Company officials want to bring the benefits of networking innovation from Google and Facebook to the broader enterprise space.
Big Switch Networks, one of the earlier startups in the nascent software-defined networking spaces when it launched its first products in 2012, last year began moving away from its network overlay roots to embrace a strategy around networking software running atop programmable bare metal hardware.
The company on July 22 launched a new flagship product in line with that strategy
that is aimed at bringing the networking capabilities found in hyperscale data centers run by the likes of Google
and Facebook to the enterprise masses. Big Cloud Fabric offers a data center switch fabric that runs atop commodity hardware and makes those bare metal physical switches more programmable.

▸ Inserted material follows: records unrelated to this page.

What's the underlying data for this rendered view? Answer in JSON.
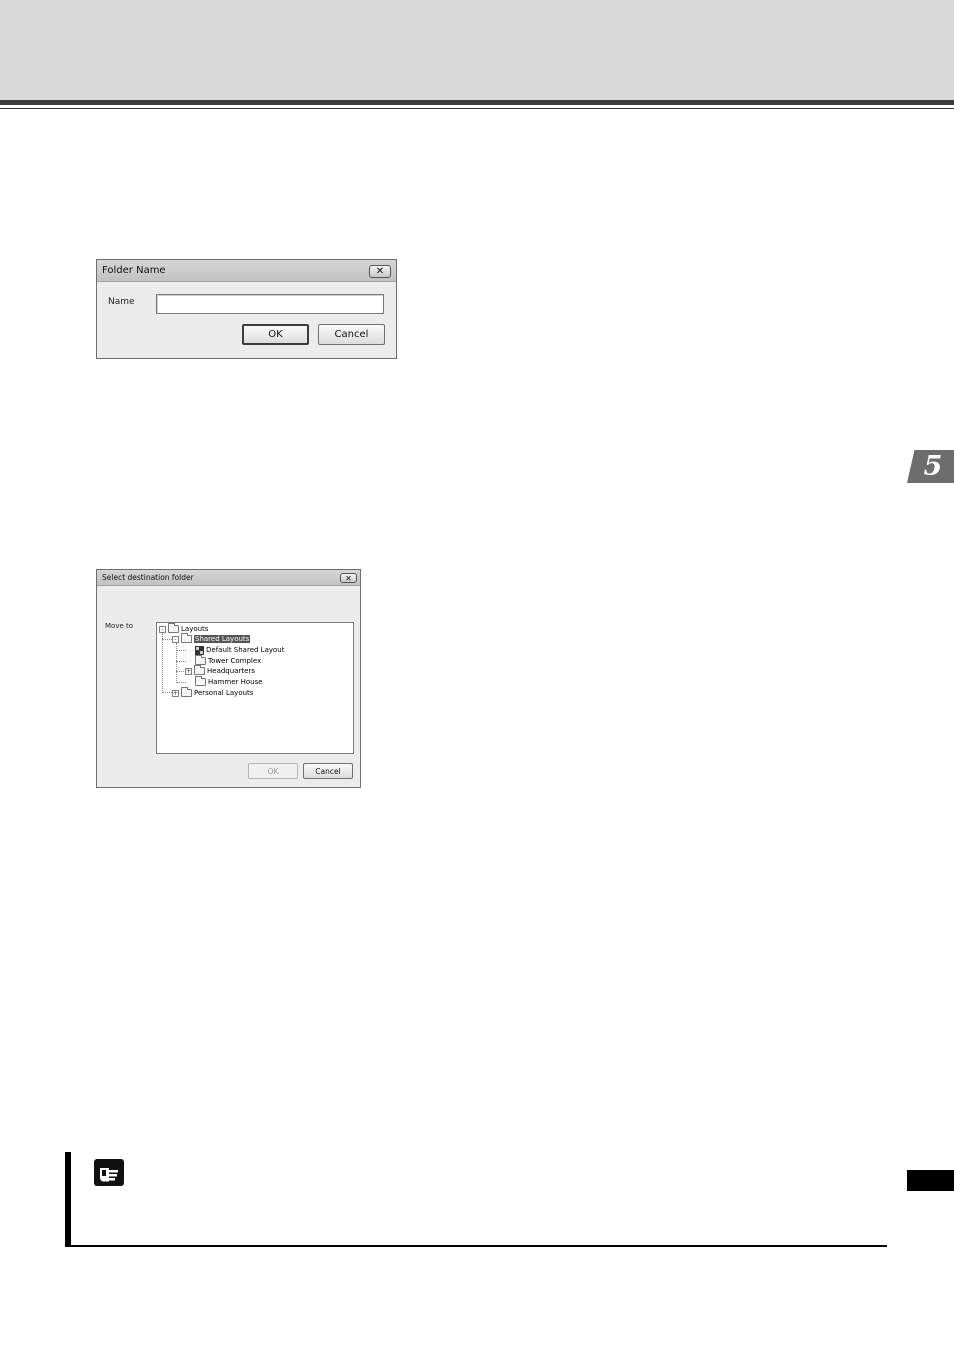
{
  "dialogs": {
    "folder_name": {
      "title": "Folder Name",
      "name_label": "Name",
      "name_value": "",
      "ok_label": "OK",
      "cancel_label": "Cancel",
      "close_glyph": "✕"
    },
    "select_destination": {
      "title": "Select destination folder",
      "move_to_label": "Move to",
      "close_glyph": "✕",
      "tree": {
        "root": "Layouts",
        "shared": "Shared Layouts",
        "default_shared": "Default Shared Layout",
        "tower": "Tower Complex",
        "headquarters": "Headquarters",
        "hammer": "Hammer House",
        "personal": "Personal Layouts"
      },
      "expanders": {
        "root": "-",
        "shared": "-",
        "headquarters": "+",
        "personal": "+"
      },
      "ok_label": "OK",
      "ok_enabled": false,
      "cancel_label": "Cancel"
    }
  },
  "chapter_tab": {
    "number": "5"
  },
  "icons": {
    "note": "pointing-hand-icon"
  },
  "colors": {
    "header_band": "#d9d9d9",
    "chapter_tab": "#6d6d6d",
    "selected_row": "#555555"
  }
}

Big Cloud Fabric enables what CEO Doug Murray calls a "core and pod" design favored by Google and others over the traditional network core-aggregation-edge model. Through the new design, programmers can pull together the necessary data center resource to create pods that are optimized for specific workloads, such as virtual desktop infrastructures
(VDI) or big data clusters, rather than provisioning those resources for specific applications.

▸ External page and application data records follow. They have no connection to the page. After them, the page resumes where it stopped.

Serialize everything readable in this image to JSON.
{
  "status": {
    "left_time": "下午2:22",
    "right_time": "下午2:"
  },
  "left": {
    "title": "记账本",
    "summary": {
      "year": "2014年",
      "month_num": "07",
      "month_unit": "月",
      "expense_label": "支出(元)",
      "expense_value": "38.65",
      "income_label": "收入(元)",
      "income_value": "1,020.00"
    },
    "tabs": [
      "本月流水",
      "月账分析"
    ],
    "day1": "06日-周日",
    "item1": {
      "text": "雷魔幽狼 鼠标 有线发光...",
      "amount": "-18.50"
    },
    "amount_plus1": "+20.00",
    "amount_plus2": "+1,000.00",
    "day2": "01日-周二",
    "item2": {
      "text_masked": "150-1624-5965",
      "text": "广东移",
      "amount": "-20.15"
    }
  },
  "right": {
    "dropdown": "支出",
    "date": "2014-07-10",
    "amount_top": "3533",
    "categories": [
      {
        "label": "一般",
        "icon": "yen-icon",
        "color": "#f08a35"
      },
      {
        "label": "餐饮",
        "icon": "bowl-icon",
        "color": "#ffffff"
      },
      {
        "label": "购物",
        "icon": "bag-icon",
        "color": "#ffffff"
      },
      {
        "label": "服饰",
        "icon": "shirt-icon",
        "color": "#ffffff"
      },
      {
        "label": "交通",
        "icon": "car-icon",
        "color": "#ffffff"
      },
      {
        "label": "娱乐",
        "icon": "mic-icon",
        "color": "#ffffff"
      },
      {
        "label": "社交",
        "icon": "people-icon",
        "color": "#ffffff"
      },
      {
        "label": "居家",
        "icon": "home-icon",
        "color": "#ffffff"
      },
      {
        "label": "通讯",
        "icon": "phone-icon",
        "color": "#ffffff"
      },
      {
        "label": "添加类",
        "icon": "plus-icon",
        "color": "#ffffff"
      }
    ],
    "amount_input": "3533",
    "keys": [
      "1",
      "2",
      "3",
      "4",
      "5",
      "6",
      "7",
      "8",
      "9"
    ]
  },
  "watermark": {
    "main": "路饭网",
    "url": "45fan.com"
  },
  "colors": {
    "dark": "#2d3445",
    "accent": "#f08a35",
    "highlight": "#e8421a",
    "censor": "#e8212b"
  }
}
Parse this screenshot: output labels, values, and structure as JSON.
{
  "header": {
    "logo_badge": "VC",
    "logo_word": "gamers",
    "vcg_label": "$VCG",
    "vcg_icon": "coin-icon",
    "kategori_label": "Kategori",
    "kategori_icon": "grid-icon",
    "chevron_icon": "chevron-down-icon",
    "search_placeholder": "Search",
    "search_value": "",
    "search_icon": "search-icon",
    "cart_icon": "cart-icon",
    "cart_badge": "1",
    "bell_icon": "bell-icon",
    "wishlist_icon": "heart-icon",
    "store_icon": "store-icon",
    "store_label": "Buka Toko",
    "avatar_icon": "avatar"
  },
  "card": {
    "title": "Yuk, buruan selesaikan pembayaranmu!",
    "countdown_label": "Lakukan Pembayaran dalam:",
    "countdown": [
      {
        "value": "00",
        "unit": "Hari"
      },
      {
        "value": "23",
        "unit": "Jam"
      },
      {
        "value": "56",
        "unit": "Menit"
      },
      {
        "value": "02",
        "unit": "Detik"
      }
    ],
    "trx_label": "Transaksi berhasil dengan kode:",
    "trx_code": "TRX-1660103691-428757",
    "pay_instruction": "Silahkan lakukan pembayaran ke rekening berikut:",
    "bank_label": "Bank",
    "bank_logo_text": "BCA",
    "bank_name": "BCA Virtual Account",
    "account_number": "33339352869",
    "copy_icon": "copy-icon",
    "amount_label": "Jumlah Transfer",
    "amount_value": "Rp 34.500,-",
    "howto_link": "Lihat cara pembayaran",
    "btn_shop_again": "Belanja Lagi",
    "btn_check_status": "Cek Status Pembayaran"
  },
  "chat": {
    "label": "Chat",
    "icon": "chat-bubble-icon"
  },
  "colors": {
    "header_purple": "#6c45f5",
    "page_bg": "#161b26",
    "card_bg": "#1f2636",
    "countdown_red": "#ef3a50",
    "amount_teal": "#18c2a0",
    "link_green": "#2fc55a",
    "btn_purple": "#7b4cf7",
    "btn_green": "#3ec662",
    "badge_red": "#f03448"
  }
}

The new offering, like Big Switch's Big Tap network monitoring tool
, leverages the vendor's Switch Light Operating System.
Networks are more responsive to the tasks that need to be done, and can run atop commoditized bare metal boxes that are cheaper and simpler than the more expensive and complex switches from the likes of Cisco Systems and Juniper Networks, according to Big Switch officials. Google, Facebook and other vendors that run massive data centers that push huge amounts of traffic over their networks increasingly favor these smaller, cheaper switches.

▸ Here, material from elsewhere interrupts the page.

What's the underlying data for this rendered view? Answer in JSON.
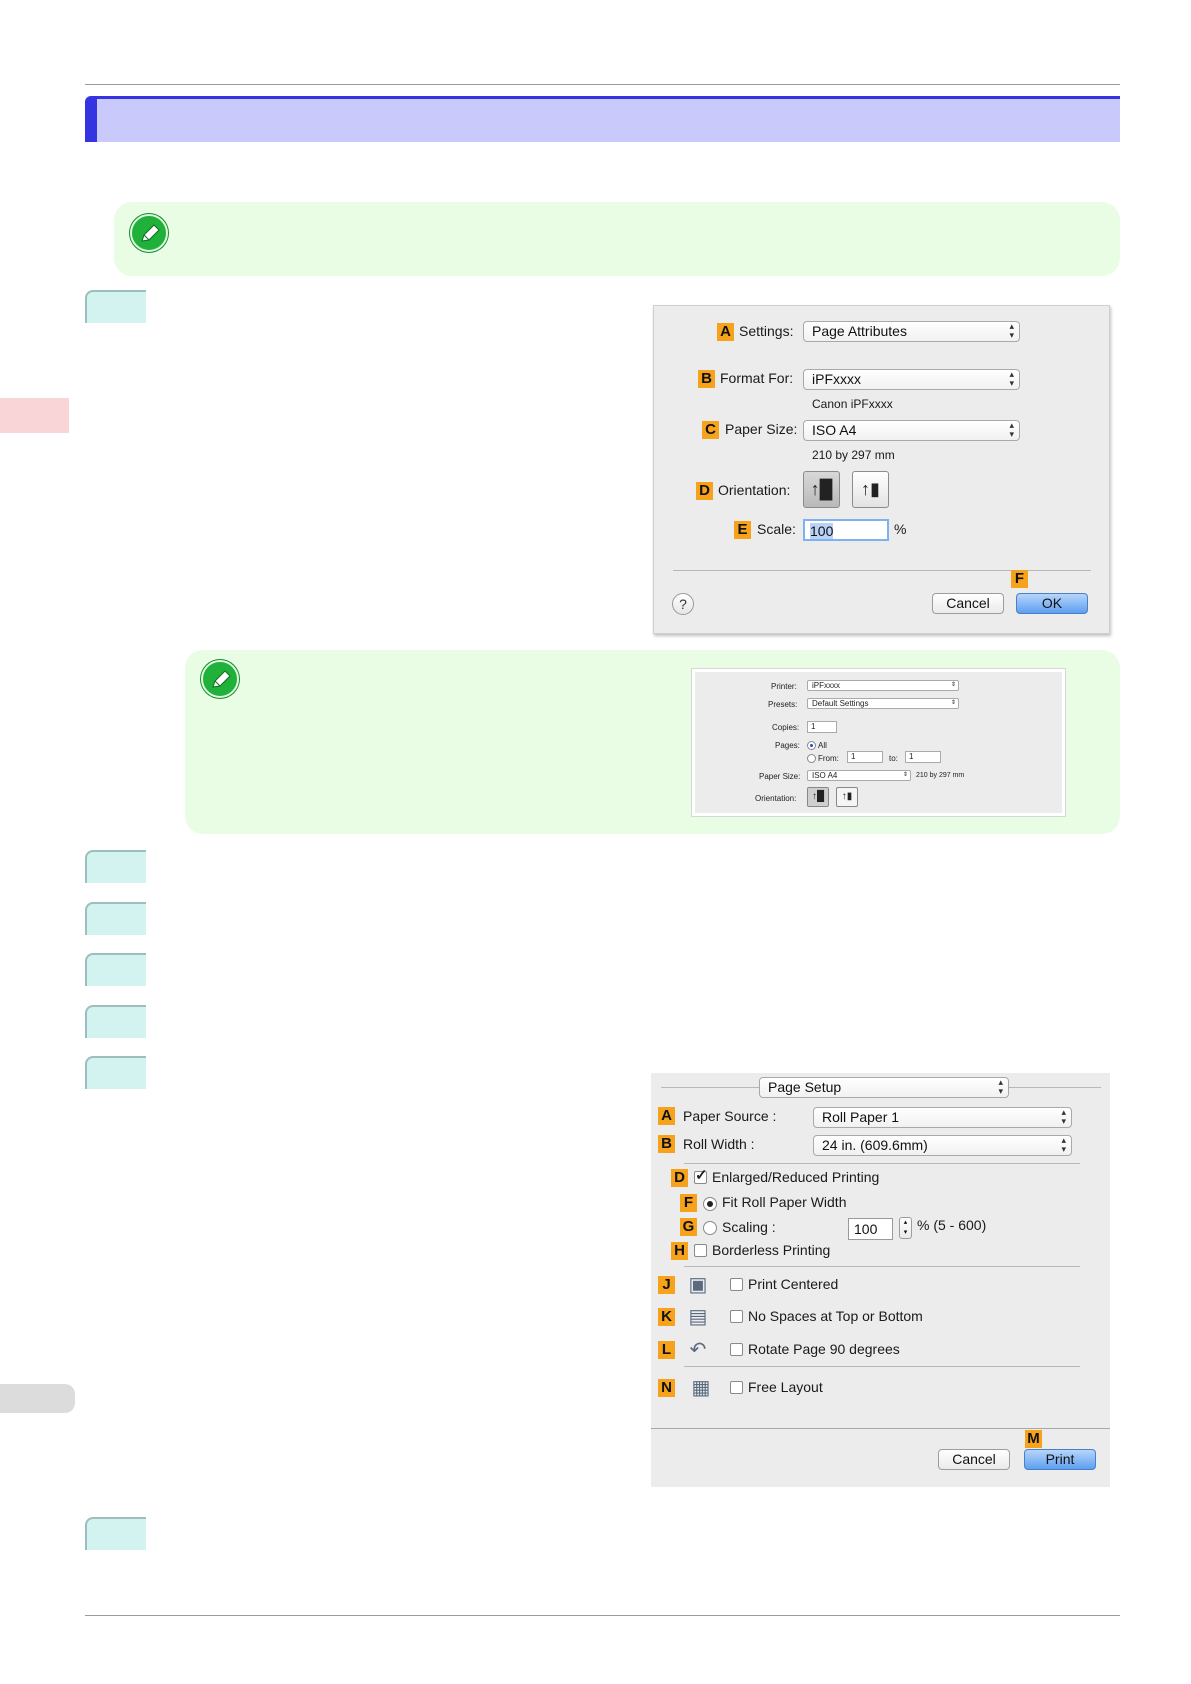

Murray, in a video on the Big Switch Web site
, noted that these vendors have been the driving force behind many of the recent developments in the networking space, and that their efforts can be leveraged by the broader enterprise market to make those networks more programmable, simpler and less expensive.
"Over the course of the last five years, innovation in data center networking hasn't come from traditional network vendors, but rather companies such as Google, Facebook, Amazon and Microsoft, the hyperscale players," Murray said, adding that Big Switch's vision "is to take this concept of hyperscale networking and the benefits therein and bring it to other data centers worldwide."
One of the key elements to these hyperscale networks are the use of bare metal and open switch hardware, which he said are becoming increasingly popular, with some analysts predicting they will soon become as much as 10 percent of the switches shipped. Other elements are the use of software-defined networking
(SDN) elements—such as a single controller that can manage both physical and virtual infrastructures—and the core-and-pod network design, the CEO said.
Big Switch's Big Cloud Fabric is designed to be used in existing data centers, according to company officials. The offering has been beta tested with 10 customers that are using it for projects around private clouds, big data and VDI. The product is designed to run on physical lean-and-spine architectures, supports Broadcom's latest Trident II chips, and is aimed at 10G and 40G environments.
It will come in two editions: the P-Clos Edition, for physical leaf-and-spine environments; and Unified P+V Clos Edition, a physical and virtual fabric where leaf, spine and vSwitches are managed by the Big Cloud Controller Fabric.
Along with Big Cloud Fabric, Big Switch also released the latest version of its Big Tap product. Big Tap 4.0 adds capabilities aimed at such use cases as distributed, remote data centers. Among the enhanced features are deeper packet matching and support for more hardware, including Dell's open networking products and Accton/Edge-Core switches running on Trident II silicon.
The new offerings come at a time of growth for Big Switch, according to officials. It has snagged its first million-dollar customer and also has a large production deployment that runs across 16 data centers. The company has customers on three continents and a range of industries, from financial services and high tech to retail, government and higher education, they said.